KirkHazlett Really great post, Kirk. I’m going to post on our PRSA Fairbanks group as well.
mdbarber Thanks for sharing my #WUL post, Mary. Hope all’s well! shonali
KirkHazlett life is good. Waiting for spring. #Iditarod finishes tonight. shonali
mdbarber shonali We’ve given up on spring and simply are biding our time until summer falls on us. Countdown to Taipei vacation is on.
KirkHazlett that sounds fu!
KirkHazlett When do you leave? mdbarber I think it’s time for another trip to Alaska, eh? ;) For me, and for you to DC!
shonali mdbarber To Taipei on May 21. Back home June 15. Side trip to Singapore May 28-June 2.
KirkHazlett That’s wonderful! mdbarber
shonali I agree. Or, KirkHazlett could take us with him to Taipei!
mdbarber shonali It’s a tough assignment…already have half-dozen new restaurants to try plus some sightseeing…places we haven’t been!
KirkHazlett see? It sounds as though you really need help. shonali
mdbarber KirkHazlett LOL!
mdbarber KirkHazlett Or ALL of the above!
shonali I mean…I’ll pay for my own food. Wouldn’t you? KirkHazlett
mdbarber KirkHazlett Definitely
shonali mdbarber One of these days, my friends, we’ll persuade PRSA to schedule a conference in one or the other location. In the…
rachaelseda Thanks for sharing, Rachael!
BriannaKuplent Thanks for sharing, Brianna!

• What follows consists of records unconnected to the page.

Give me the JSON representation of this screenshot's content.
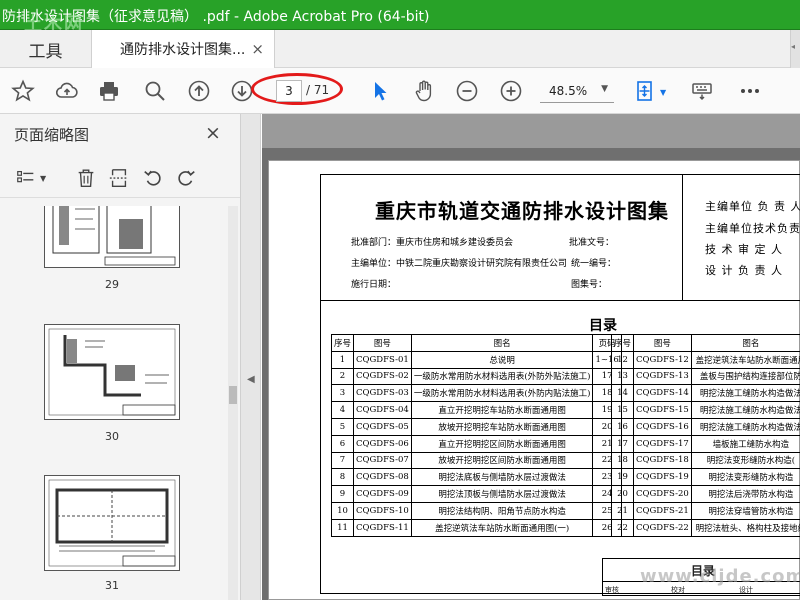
{
  "window": {
    "title": "防排水设计图集（征求意见稿） .pdf - Adobe Acrobat Pro (64-bit)",
    "watermark_top": "土木网",
    "watermark_bottom": "www.cljde.com"
  },
  "tabs": {
    "tools_label": "工具",
    "doc_label": "通防排水设计图集...",
    "doc_close": "×"
  },
  "toolbar": {
    "current_page": "3",
    "total_pages": "/ 71",
    "zoom": "48.5%",
    "accent": "#1473e6",
    "highlight": "#e31a1a"
  },
  "sidebar": {
    "title": "页面缩略图",
    "close": "×",
    "thumbnails": [
      {
        "label": "29"
      },
      {
        "label": "30"
      },
      {
        "label": "31"
      }
    ]
  },
  "document": {
    "title": "重庆市轨道交通防排水设计图集",
    "approval_dept": "批准部门：重庆市住房和城乡建设委员会",
    "approval_no": "批准文号：",
    "editor_unit": "主编单位：中铁二院重庆勘察设计研究院有限责任公司",
    "unified_no": "统一编号：",
    "impl_date": "施行日期：",
    "atlas_no": "图集号：",
    "roles": [
      "主编单位 负 责 人",
      "主编单位技术负责人",
      "技 术 审 定 人",
      "设 计 负 责 人"
    ],
    "toc_title": "目录",
    "toc_headers": [
      "序号",
      "图号",
      "图名",
      "页码"
    ],
    "toc_left": [
      [
        "1",
        "CQGDFS-01",
        "总说明",
        "1~16"
      ],
      [
        "2",
        "CQGDFS-02",
        "一级防水常用防水材料选用表(外防外贴法施工)",
        "17"
      ],
      [
        "3",
        "CQGDFS-03",
        "一级防水常用防水材料选用表(外防内贴法施工)",
        "18"
      ],
      [
        "4",
        "CQGDFS-04",
        "直立开挖明挖车站防水断面通用图",
        "19"
      ],
      [
        "5",
        "CQGDFS-05",
        "放坡开挖明挖车站防水断面通用图",
        "20"
      ],
      [
        "6",
        "CQGDFS-06",
        "直立开挖明挖区间防水断面通用图",
        "21"
      ],
      [
        "7",
        "CQGDFS-07",
        "放坡开挖明挖区间防水断面通用图",
        "22"
      ],
      [
        "8",
        "CQGDFS-08",
        "明挖法底板与侧墙防水层过渡做法",
        "23"
      ],
      [
        "9",
        "CQGDFS-09",
        "明挖法顶板与侧墙防水层过渡做法",
        "24"
      ],
      [
        "10",
        "CQGDFS-10",
        "明挖法结构阴、阳角节点防水构造",
        "25"
      ],
      [
        "11",
        "CQGDFS-11",
        "盖挖逆筑法车站防水断面通用图(一)",
        "26"
      ]
    ],
    "toc_right": [
      [
        "12",
        "CQGDFS-12",
        "盖挖逆筑法车站防水断面通用"
      ],
      [
        "13",
        "CQGDFS-13",
        "盖板与围护结构连接部位防"
      ],
      [
        "14",
        "CQGDFS-14",
        "明挖法施工缝防水构造做法"
      ],
      [
        "15",
        "CQGDFS-15",
        "明挖法施工缝防水构造做法"
      ],
      [
        "16",
        "CQGDFS-16",
        "明挖法施工缝防水构造做法"
      ],
      [
        "17",
        "CQGDFS-17",
        "墙板施工缝防水构造"
      ],
      [
        "18",
        "CQGDFS-18",
        "明挖法变形缝防水构造("
      ],
      [
        "19",
        "CQGDFS-19",
        "明挖法变形缝防水构造"
      ],
      [
        "20",
        "CQGDFS-20",
        "明挖法后浇带防水构造"
      ],
      [
        "21",
        "CQGDFS-21",
        "明挖法穿墙管防水构造"
      ],
      [
        "22",
        "CQGDFS-22",
        "明挖法桩头、格构柱及接地线"
      ]
    ],
    "bottom_title": "目录",
    "bottom_row": [
      "审核",
      "校对",
      "设计"
    ]
  }
}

SpinSucks Thanks, as always, for sharing!
JudyBott Thanks for sharing, Judy.
You only have your word and honor in the end KirkHazlett It takes so long to get it back if you toss it away. Ryan Holiday is a great example of sleaze. Who would hire him but a sleazy business nowadays.
You don’t have to be unethical even if you work for some clients that might be polarizing.
HowieG KirkHazlett Thanks, @HowieG. It can be a tough path to follow, but, in the end…
Thanks for reading and commenting!
“shonali KirkHazlett Thnx for shng. I couldn’t work w/out integrity & don’t know how others are successful who don’t have it. Gr8 article.
@CarrieHillPR shonali KirkHazlett As one of my favorite lines from “The Kind and I” goes, “It is a puzzlement,” Carrie. I tell my students that one of my saving graces as a PR professional has always been that my face turns beet red when I “bend” the truth. Therefore, I don’t! Thanks so much for reading and commenting!
shonali Thanks, as always, Shonali!
MattLaCasse Thanks for sharing, Matt.
KirkHazlett You bet, Kirk!
shonali KirkHazlett Have a good day
Amen, Kirk. While I do watch “Scandal”, I totally agree that it misrepresents pretty much everything about PR. More and more people are concerned with getting results for clients, no matter the cost…and worse yet, the clients don’t care. I wish this was an outdated topic that no longer needed to be discussed. I fear it is one that will always be relevant.
Thanks very much, Matt. It IS an intersting show in that I can always find something to rant about the next day in my public relations classes! And, sadly, it DOES show the seamier side of our profession…or ANY profession, for that matter. As long as human beings are “human,” there will always be someone somewhere who will be tempted to take the “easy” way out of a situation. All we can do is continue waving the flag of ethical, responsible business practice. I really appreciate your reading and commenting!